### BRIEF:
Note each line of the entries that includes "placeholder". Then copy those lines.

── DATA SHOWN

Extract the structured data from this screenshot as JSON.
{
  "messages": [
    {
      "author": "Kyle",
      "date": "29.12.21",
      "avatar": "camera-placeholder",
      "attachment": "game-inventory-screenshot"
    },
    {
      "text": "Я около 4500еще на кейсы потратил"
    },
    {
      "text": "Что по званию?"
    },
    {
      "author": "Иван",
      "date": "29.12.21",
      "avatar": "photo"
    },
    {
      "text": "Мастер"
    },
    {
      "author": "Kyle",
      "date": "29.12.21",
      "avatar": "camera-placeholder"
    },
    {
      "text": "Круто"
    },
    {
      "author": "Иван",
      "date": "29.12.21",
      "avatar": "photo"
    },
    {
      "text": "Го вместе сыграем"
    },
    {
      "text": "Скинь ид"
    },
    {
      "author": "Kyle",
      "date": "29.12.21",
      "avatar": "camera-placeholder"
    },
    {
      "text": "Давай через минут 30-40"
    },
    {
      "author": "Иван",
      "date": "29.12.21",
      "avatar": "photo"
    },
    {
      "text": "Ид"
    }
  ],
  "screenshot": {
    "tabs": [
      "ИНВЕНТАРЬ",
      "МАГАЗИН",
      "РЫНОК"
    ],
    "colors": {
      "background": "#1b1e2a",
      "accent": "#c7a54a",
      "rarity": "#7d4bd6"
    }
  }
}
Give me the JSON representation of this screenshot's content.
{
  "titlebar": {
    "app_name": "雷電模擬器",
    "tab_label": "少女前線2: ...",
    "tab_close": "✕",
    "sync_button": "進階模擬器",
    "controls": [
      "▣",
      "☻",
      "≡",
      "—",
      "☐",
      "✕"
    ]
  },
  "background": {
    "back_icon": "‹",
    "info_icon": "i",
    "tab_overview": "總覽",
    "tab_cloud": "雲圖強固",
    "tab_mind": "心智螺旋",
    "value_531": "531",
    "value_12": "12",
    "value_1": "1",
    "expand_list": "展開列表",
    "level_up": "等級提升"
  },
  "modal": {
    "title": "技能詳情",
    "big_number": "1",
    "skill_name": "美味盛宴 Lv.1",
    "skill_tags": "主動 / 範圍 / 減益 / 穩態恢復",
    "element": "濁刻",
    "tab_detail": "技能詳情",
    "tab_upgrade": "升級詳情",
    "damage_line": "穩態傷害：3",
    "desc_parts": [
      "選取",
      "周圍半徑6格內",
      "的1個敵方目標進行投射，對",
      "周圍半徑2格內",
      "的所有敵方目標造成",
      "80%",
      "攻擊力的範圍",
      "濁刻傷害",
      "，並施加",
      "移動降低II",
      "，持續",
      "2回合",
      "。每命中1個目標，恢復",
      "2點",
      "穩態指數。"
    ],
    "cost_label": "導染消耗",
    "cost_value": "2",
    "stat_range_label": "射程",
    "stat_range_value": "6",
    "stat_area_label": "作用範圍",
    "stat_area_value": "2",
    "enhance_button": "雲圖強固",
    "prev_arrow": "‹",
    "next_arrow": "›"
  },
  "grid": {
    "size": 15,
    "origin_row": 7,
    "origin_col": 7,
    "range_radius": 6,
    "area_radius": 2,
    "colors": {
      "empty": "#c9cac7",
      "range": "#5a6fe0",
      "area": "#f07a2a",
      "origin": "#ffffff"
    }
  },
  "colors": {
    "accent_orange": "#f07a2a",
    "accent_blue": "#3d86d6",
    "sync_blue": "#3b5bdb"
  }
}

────
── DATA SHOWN

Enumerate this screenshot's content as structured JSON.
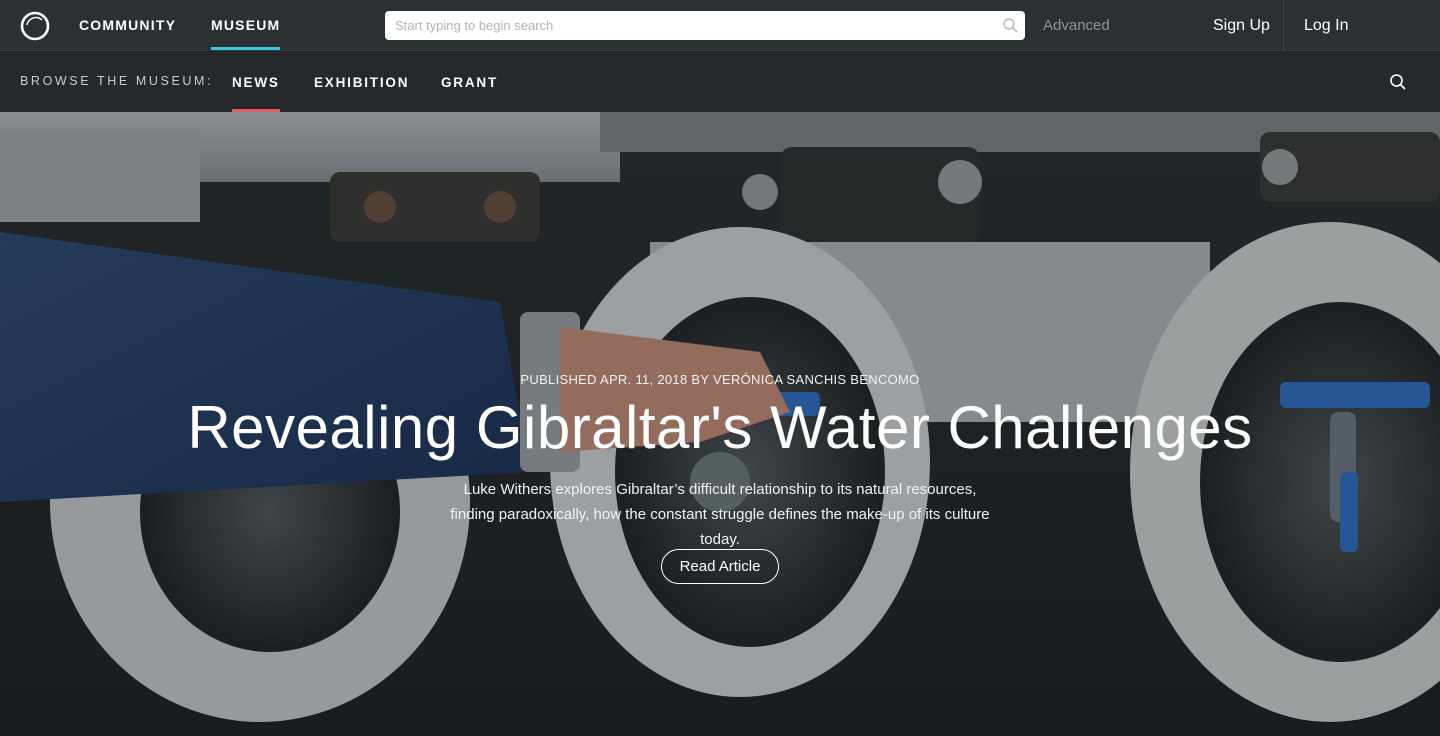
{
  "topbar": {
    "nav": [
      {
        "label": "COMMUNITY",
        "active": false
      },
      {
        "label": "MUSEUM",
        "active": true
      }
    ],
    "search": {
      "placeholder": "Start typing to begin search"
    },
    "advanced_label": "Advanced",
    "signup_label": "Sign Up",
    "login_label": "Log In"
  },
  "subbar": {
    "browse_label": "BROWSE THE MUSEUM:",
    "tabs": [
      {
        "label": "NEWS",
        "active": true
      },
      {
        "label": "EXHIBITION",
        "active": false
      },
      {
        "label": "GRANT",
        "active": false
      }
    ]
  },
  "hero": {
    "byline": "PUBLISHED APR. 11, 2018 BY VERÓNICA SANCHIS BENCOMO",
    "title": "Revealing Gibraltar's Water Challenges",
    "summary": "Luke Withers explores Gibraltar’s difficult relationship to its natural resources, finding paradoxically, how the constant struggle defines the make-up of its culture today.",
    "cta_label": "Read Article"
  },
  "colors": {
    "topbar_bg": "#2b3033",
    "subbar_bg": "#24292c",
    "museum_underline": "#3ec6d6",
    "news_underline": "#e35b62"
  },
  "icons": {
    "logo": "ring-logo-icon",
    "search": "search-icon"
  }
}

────

### FINAL ANSWER:
      "avatar": "camera-placeholder",
      "avatar": "camera-placeholder"
      "avatar": "camera-placeholder"
      "placeholder": "Start typing to begin search"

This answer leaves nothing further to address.